- Work to be completed: From the listing below, copy each line that holds "text".

- Exercise data:

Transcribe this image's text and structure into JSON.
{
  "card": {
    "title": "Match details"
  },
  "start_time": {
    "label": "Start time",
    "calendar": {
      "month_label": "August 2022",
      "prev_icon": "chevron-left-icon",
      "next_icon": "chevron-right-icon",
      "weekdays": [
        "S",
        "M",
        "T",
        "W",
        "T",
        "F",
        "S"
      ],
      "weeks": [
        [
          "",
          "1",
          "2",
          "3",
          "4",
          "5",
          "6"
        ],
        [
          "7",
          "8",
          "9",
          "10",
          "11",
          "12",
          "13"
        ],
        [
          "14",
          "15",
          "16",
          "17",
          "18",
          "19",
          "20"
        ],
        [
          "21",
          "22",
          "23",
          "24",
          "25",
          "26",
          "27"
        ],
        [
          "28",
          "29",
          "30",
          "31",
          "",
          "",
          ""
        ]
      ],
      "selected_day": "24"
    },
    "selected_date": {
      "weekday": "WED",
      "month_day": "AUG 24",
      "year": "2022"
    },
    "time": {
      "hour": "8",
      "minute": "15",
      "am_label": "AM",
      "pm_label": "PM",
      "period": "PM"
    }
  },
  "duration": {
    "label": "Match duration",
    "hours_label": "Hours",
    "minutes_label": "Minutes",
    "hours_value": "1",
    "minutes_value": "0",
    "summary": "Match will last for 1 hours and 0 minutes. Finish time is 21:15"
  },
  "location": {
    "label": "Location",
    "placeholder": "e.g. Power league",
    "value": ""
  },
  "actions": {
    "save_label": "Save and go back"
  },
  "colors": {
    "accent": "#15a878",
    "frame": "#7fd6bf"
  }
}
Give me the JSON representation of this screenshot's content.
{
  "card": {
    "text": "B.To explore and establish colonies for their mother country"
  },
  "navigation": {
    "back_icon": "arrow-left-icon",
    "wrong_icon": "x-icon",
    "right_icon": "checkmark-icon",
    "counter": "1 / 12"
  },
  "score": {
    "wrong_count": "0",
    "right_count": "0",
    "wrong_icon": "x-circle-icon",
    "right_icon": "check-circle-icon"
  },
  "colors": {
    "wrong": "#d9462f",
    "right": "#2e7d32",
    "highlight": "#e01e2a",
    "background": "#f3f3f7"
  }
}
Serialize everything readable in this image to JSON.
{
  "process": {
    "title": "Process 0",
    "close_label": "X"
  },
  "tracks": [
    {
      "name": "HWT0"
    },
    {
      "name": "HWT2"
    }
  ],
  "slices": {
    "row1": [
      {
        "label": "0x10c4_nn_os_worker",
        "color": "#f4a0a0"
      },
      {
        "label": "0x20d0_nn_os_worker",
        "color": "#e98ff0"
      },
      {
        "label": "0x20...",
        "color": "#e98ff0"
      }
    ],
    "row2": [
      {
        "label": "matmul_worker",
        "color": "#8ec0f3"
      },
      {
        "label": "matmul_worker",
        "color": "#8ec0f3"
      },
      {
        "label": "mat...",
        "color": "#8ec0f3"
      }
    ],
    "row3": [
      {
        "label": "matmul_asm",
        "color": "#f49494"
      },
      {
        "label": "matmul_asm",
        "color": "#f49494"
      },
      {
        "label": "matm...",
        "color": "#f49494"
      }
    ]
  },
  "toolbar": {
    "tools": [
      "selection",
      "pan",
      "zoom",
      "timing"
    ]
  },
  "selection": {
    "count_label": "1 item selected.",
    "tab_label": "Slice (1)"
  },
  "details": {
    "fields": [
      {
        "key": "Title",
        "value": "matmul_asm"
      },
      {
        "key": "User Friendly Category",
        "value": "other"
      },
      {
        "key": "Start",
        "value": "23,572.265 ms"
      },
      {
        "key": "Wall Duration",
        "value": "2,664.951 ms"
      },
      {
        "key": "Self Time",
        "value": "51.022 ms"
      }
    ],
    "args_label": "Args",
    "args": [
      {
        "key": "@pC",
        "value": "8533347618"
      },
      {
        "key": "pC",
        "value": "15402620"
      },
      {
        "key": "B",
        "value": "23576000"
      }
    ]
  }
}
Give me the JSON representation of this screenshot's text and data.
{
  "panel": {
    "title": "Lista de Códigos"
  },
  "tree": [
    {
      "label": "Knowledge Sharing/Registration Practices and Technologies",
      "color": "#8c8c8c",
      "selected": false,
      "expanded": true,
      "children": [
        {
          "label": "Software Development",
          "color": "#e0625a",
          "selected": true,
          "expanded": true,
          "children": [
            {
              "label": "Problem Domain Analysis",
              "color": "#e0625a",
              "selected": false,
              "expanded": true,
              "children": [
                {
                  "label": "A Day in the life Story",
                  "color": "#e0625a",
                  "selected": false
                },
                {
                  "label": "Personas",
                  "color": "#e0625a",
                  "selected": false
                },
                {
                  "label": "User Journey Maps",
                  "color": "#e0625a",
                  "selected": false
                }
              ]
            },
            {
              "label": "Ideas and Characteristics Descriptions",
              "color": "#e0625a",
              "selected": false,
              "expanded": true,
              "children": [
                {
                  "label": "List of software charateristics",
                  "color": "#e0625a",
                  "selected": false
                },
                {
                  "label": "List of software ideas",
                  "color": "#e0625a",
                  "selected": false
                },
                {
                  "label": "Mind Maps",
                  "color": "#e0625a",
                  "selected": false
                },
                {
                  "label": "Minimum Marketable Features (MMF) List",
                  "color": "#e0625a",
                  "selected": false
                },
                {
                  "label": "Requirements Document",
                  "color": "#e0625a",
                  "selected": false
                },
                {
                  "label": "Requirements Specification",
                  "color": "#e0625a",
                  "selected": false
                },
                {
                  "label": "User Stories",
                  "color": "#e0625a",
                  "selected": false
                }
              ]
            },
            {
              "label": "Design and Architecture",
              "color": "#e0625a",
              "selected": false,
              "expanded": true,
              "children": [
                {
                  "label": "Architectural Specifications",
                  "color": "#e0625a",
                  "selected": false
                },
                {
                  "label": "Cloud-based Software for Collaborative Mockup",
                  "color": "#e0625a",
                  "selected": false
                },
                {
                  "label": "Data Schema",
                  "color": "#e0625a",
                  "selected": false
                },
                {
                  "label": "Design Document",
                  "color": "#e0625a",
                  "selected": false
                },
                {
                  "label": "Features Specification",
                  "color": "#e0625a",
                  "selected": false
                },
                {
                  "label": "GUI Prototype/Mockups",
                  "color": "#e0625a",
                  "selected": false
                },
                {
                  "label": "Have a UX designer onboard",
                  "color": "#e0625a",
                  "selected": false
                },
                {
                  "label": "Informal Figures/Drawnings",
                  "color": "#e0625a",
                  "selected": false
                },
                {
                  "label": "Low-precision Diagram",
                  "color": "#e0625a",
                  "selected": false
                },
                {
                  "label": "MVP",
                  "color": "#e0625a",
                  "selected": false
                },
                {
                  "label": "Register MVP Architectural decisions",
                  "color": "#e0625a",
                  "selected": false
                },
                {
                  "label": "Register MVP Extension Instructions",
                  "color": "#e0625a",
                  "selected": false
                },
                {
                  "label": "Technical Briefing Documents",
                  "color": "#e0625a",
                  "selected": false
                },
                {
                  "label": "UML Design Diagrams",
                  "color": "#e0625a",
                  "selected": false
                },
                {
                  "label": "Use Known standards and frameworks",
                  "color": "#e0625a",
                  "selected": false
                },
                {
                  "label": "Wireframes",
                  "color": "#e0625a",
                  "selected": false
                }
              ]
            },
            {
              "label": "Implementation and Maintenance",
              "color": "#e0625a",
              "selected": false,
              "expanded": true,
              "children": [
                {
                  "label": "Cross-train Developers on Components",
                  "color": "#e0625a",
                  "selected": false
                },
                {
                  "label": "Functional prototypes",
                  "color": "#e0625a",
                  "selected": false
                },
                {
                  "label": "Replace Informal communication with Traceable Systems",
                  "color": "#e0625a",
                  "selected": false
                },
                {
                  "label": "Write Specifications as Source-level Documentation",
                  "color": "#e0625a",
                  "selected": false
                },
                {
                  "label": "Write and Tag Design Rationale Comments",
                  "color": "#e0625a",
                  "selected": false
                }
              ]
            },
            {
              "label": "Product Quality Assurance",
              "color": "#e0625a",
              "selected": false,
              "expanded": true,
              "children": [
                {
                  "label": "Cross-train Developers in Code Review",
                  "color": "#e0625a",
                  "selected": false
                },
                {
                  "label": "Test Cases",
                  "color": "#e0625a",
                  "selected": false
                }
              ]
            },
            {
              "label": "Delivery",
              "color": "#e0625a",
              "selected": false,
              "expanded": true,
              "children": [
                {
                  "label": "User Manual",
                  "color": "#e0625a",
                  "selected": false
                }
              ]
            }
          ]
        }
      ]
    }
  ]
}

- Problem solution:
Transcribe this image's text and structure into JSON.
    "text": "B.To explore and establish colonies for their mother country"
Give me the JSON representation of this screenshot's text and data.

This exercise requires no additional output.